However, the mobile industry came out of the survey relatively well, with complaints down from 9.9m in 2014 (15% of the total), to 8.3m in 2015 (16% of the total), and 6.9m in 2016 (13% of the total).
The fourth annual Consumer Action Monitor - the most-comprehensive multi-sector survey of its kind in the UK - finds that the retail sector is responsible for the most complaints (24%), followed by telecoms (13%) and energy (10%).
The report notes that continued bad service from brands leaves 28% of customers likely to vote with their feet by spending less or changing brands, at an estimated cost of £37 billion in cost to the companies, of which £2.98b accrued to the telecoms sector.
It goes on to argue that the number of complaints received may not be a true indicator of customer satisfaction, as 75 million issues may have been ‘ignored or swept under the rug due to apathy and long-term disillusionment with businesses.’

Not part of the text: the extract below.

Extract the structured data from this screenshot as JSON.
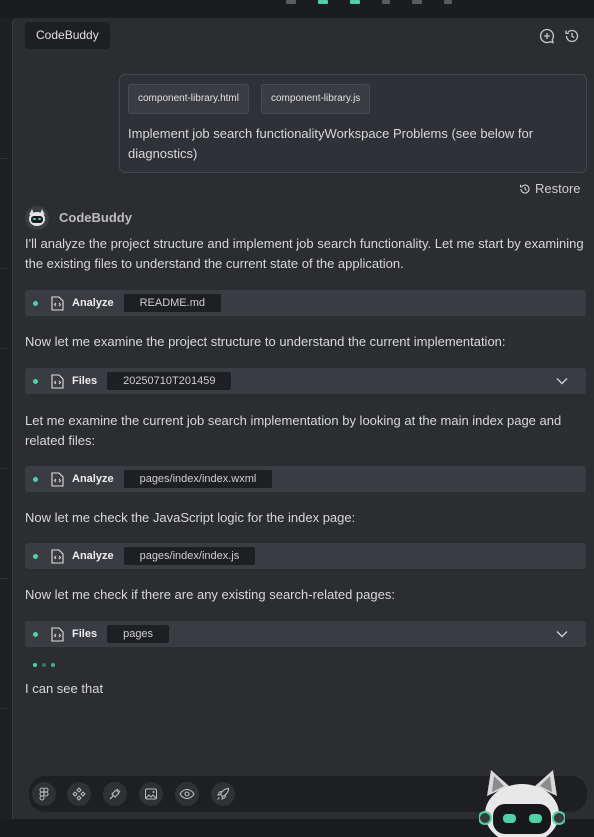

Of those who experienced an issue but did not complain about it, more than a quarter (28%) simply could not be bothered, and 19% said they do not believe companies listen to consumers.
Lewis Shand Smith, Chief Ombudsman at Ombudsman Services, said: "It is great that the Government is pursuing a responsible capitalism agenda, but this research shows that much more needs to be done to make the customer 'king' from a customer service point of view.’
‘The problem is that 63% of consumers feel disillusioned and feel resigned to poor service, and no longer trust businesses to do the right thing. At the moment, consumers feel that complaining is often a waste of their time, because they see no change in the behaviour of big business.’